═══ DATA FOR REVIEW
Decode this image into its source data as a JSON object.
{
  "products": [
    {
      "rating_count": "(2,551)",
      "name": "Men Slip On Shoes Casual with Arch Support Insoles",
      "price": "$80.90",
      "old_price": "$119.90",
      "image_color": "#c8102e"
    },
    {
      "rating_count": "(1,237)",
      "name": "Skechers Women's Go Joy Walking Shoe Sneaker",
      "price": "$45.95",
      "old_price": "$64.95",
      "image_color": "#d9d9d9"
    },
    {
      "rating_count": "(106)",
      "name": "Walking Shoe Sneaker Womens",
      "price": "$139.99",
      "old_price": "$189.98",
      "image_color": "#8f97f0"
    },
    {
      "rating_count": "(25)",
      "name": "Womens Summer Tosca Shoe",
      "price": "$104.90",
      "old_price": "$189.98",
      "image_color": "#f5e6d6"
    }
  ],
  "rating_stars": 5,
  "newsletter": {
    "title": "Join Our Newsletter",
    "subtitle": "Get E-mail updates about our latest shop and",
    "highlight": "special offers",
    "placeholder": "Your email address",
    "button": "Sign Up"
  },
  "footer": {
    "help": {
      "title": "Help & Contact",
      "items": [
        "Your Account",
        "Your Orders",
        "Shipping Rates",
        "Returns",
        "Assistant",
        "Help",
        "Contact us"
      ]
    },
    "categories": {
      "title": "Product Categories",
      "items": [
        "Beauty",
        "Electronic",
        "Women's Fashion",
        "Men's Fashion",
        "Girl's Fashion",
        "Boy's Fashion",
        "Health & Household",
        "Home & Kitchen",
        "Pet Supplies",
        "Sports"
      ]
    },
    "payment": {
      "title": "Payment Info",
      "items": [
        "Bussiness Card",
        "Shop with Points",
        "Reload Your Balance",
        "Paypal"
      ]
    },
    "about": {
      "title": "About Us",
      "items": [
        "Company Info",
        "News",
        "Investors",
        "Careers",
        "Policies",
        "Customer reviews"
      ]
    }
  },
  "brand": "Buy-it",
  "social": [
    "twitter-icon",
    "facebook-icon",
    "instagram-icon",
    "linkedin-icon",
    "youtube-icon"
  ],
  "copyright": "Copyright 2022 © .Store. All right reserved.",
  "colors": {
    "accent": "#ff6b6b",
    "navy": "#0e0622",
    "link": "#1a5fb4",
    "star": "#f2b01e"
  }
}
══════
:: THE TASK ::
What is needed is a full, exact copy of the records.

:: ANSWER BOX ::
Decode this image into its source data as a JSON object.
{
  "products": [
    {
      "rating_count": "(2,551)",
      "name": "Men Slip On Shoes Casual with Arch Support Insoles",
      "price": "$80.90",
      "old_price": "$119.90",
      "image_color": "#c8102e"
    },
    {
      "rating_count": "(1,237)",
      "name": "Skechers Women's Go Joy Walking Shoe Sneaker",
      "price": "$45.95",
      "old_price": "$64.95",
      "image_color": "#d9d9d9"
    },
    {
      "rating_count": "(106)",
      "name": "Walking Shoe Sneaker Womens",
      "price": "$139.99",
      "old_price": "$189.98",
      "image_color": "#8f97f0"
    },
    {
      "rating_count": "(25)",
      "name": "Womens Summer Tosca Shoe",
      "price": "$104.90",
      "old_price": "$189.98",
      "image_color": "#f5e6d6"
    }
  ],
  "rating_stars": 5,
  "newsletter": {
    "title": "Join Our Newsletter",
    "subtitle": "Get E-mail updates about our latest shop and",
    "highlight": "special offers",
    "placeholder": "Your email address",
    "button": "Sign Up"
  },
  "footer": {
    "help": {
      "title": "Help & Contact",
      "items": [
        "Your Account",
        "Your Orders",
        "Shipping Rates",
        "Returns",
        "Assistant",
        "Help",
        "Contact us"
      ]
    },
    "categories": {
      "title": "Product Categories",
      "items": [
        "Beauty",
        "Electronic",
        "Women's Fashion",
        "Men's Fashion",
        "Girl's Fashion",
        "Boy's Fashion",
        "Health & Household",
        "Home & Kitchen",
        "Pet Supplies",
        "Sports"
      ]
    },
    "payment": {
      "title": "Payment Info",
      "items": [
        "Bussiness Card",
        "Shop with Points",
        "Reload Your Balance",
        "Paypal"
      ]
    },
    "about": {
      "title": "About Us",
      "items": [
        "Company Info",
        "News",
        "Investors",
        "Careers",
        "Policies",
        "Customer reviews"
      ]
    }
  },
  "brand": "Buy-it",
  "social": [
    "twitter-icon",
    "facebook-icon",
    "instagram-icon",
    "linkedin-icon",
    "youtube-icon"
  ],
  "copyright": "Copyright 2022 © .Store. All right reserved.",
  "colors": {
    "accent": "#ff6b6b",
    "navy": "#0e0622",
    "link": "#1a5fb4",
    "star": "#f2b01e"
  }
}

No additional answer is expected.